Ayyam Gallery Dubai, (11, Alserkal Avenue) presents Collapse, the solo exhibition of Sama Alshaibi. Featuring a diverse range of work spanning several years of her artistic career, the exhibition highlights Alshaibi’s conceptual approach to photography and the layered and collapsing signs that are integral to her distinctive aesthetic, particularly her use of the body as a metaphor for spatial and temporal transgressions. In addition to outlining Alshaibi’s intricate sense of formalism, the photographs, installations, and videos of Collapse indicate the underlying themes that have shaped an ongoing narrative in her work, as the artist traces the consequences of war, the psychic effects of forced migration, and the ecological crises that have resulted from such manmade disasters.
Several of Alshaibi’s photo-based projects are included in the exhibition, allowing the viewer to travel through a series of performances. By positioning her body, or that of another model, as an image that measures the psychological content of a scene, Alshaibi symbolically gestures to conditions that obstruct physical movement and suspend the imagination, forcing figures to navigate the unseen yet palpable obstacles of fraught spaces.
A centerpiece of Collapse is the multimedia series Silsila, which was first shown as part of the Maldives pavilion of the 2013 Venice Biennale. Depicting a journey that traces the footsteps of fourteenth-century Moroccan explorer Ibn Battuta, Alshaibi composes a chain of images that link the significant desert areas and shrinking bodies of water of the MENA region to the island nation of the Maldives, which is currently threatened by rising sea levels. Also inspired by the nomadic traditions of Bedouins, Alshaibi performs at each site, alluding to the processes of purification, transcendence, and renewal while signaling the mystical and historical continuity of these diverse environments.
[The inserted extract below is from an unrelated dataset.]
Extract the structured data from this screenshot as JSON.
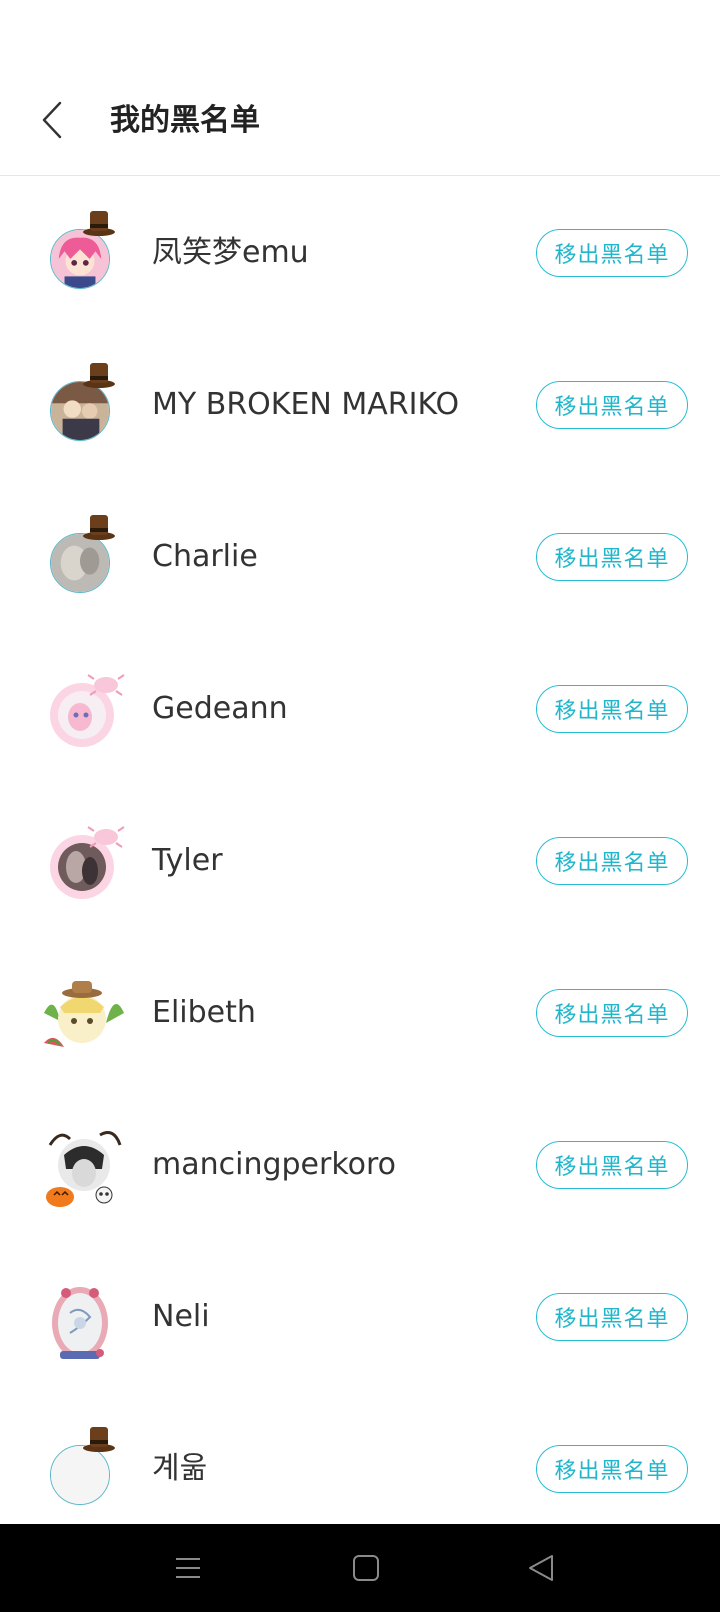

The title work of the exhibition is a split channel video that invokes the collapse of social structures as different forces struggle for power and humankind disregards the intensifying destruction of the environment. Narrated by the melancholic and foreboding sounds of a child’s violin, Collapse (2013-14) describes the loss of our most essential source of sustenance while we remain focused on momentary dominance, collectively headed towards disaster.
As a sort of epilogue to the Silsila series and Collapse, Alshaibi’s newly created multimedia installation Exodus (2015) confirms her earlier predictions of impending widespread crises. Inspired by the recent mass migration resulting from overlapping conflicts in North Africa and West Asia, the large-scale installation maps the delicate nature of human life as communities and lands are torn apart by violence. The colony collapse of honeybees that serves as a disquieting metaphor in Collapse reappears in the detailed image of a bee’s magnified wings, which is realised in the form of a sculptural object. Between the mosaic veins of each wing are video images that describe the trails of refugees that are now etching new migratory patterns across the world as other environments are left burning.